“【是】【啊】，”【萧】【芷】【没】【有】【等】【着】【萧】【芃】【说】【话】，【直】【接】【打】【断】【了】【两】【人】【之】【间】【的】【拌】【嘴】：“【自】【家】【姊】【妹】【哪】【有】【那】【么】【多】【的】【矛】【盾】，【你】【们】【两】【个】【哪】【天】【不】【拌】【两】【句】【嘴】？【乖】【乖】【的】【都】【坐】【上】【去】，【没】【的】【让】【母】【亲】【和】【婶】【母】【等】【着】【我】【们】。” 【萧】【芷】【一】【贯】【的】【轻】【声】【细】【语】，【萧】【芨】【更】【小】【一】【点】【儿】，【也】【比】【萧】【芃】【更】【加】【活】【泼】，【听】【了】【萧】【芷】【说】【的】【话】【吐】【吐】【舌】【头】：“【我】【听】【阿】【姊】【的】。
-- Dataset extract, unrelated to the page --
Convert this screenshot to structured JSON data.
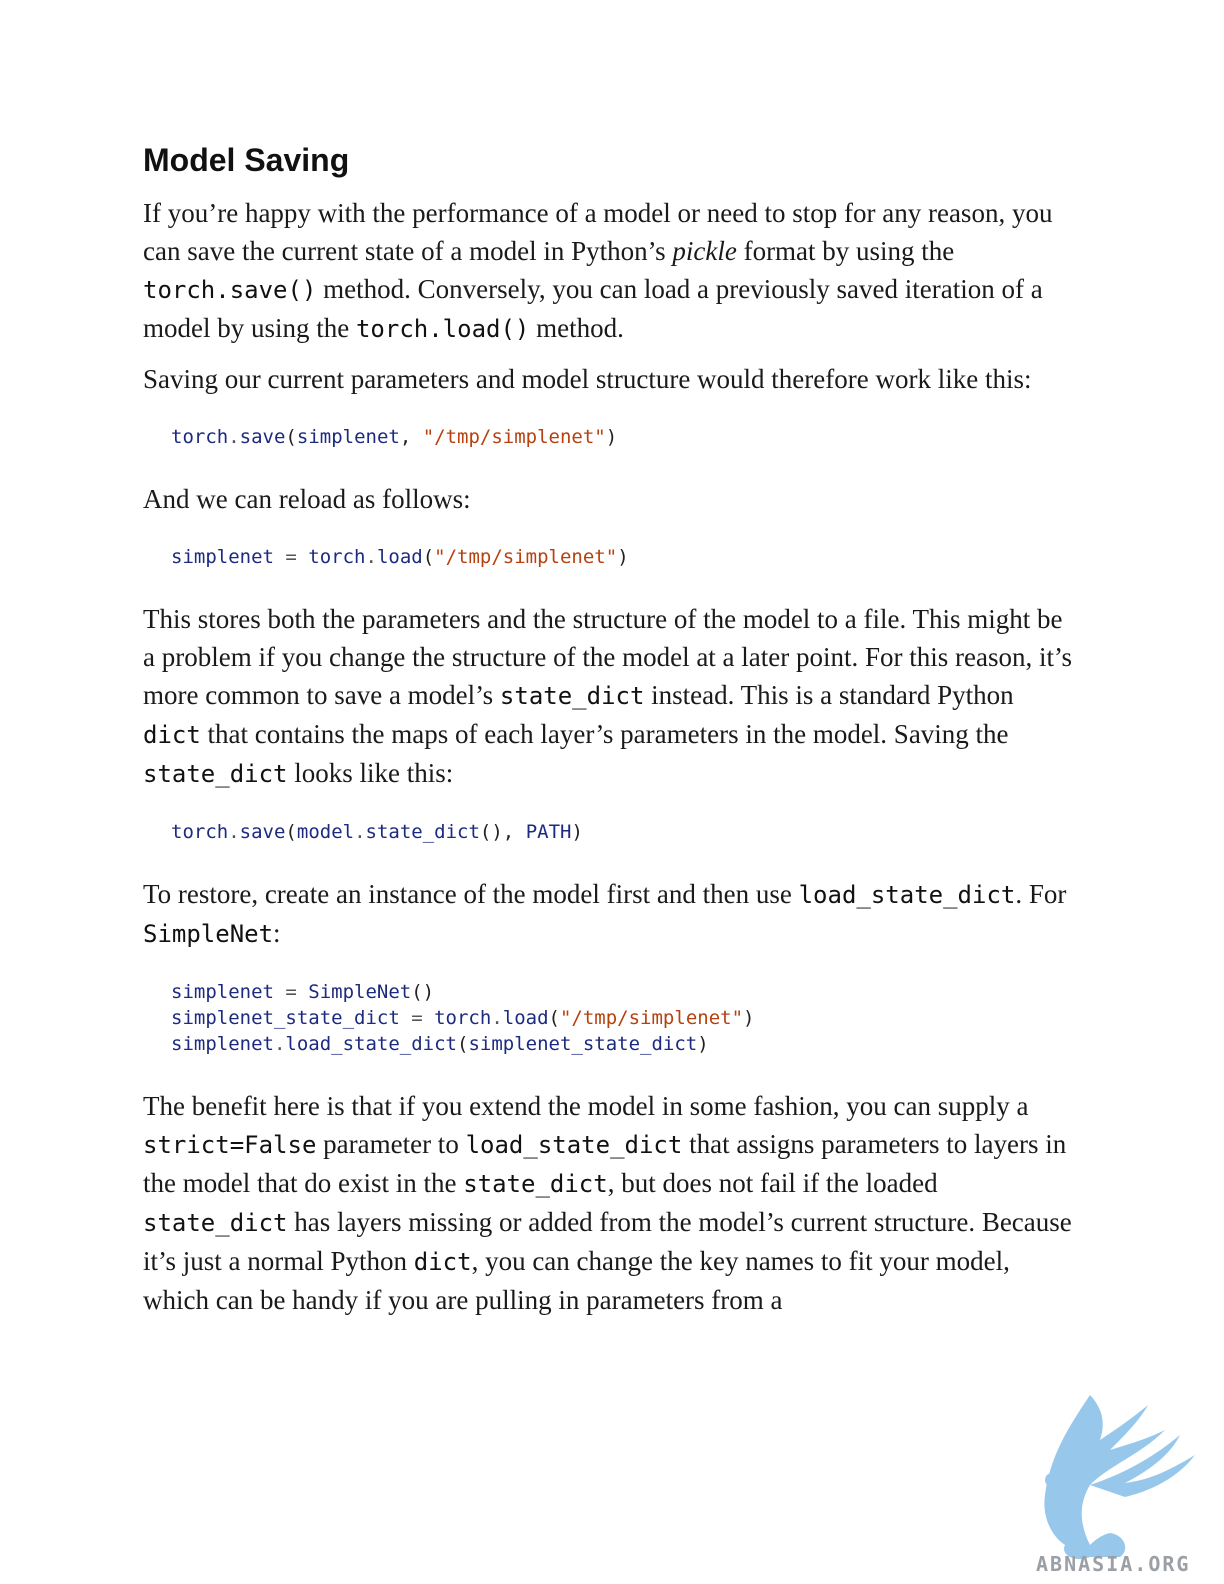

【阿】【姊】【要】【先】【上】【车】。” 【萧】【芃】
“【什】【么】【要】【求】？【过】【分】【的】【事】【我】【不】【做】！”【秦】【音】【态】【度】【坚】【决】。 “【当】【然】【是】【有】【关】【于】【我】【们】【两】【个】【人】【的】【事】。”【残】【莲】【好】【笑】【的】【看】【着】【认】【真】【的】【女】【孩】 【庭】【院】【深】【深】【深】【几】【许】？【少】【妇】 “【若】【是】【不】【做】【判】【官】，【天】【天】【在】【这】【桃】【林】【里】【醉】【看】【风】【景】【倒】【也】【是】【不】【错】【的】【选】【择】。”【宫】【鹤】【摇】【着】【扇】【子】【哈】【哈】【大】【笑】【起】【来】“【若】【你】【不】【是】【冥】【使】，【陪】【我】【天】【天】【在】【这】【醉】【看】【桃】【林】【倒】【也】【不】【错】。” 【阳】【炎】【这】【几】
“【不】【是】【你】【说】【的】【吗】？【她】【生】【前】【最】【爱】【美】【了】，【我】【作】【为】【她】【曾】【经】【的】【相】【公】，【怎】【么】【会】【不】【知】【道】【一】【夜】【夫】【妻】【百】【日】【恩】【呢】？【总】【归】【是】【不】【能】【让】【她】【对】【我】【再】【怀】【揣】【着】【怨】【恨】【之】【心】【吧】。” “【你】【说】【的】【可】【是】【真】【的】？”【慕】【流】【风】【看】【着】【邹】【长】【青】【走】【进】【并】【把】【自】【己】【身】【上】【的】【绳】【子】【解】【开】，【慕】【流】【风】【才】【知】【道】【原】【来】【邹】【长】【青】【并】【没】【有】【说】【笑】。 “【走】【吧】，【别】【让】【他】【们】【等】【太】【久】，【也】【别】【让】【她】【等】【太】【久】。”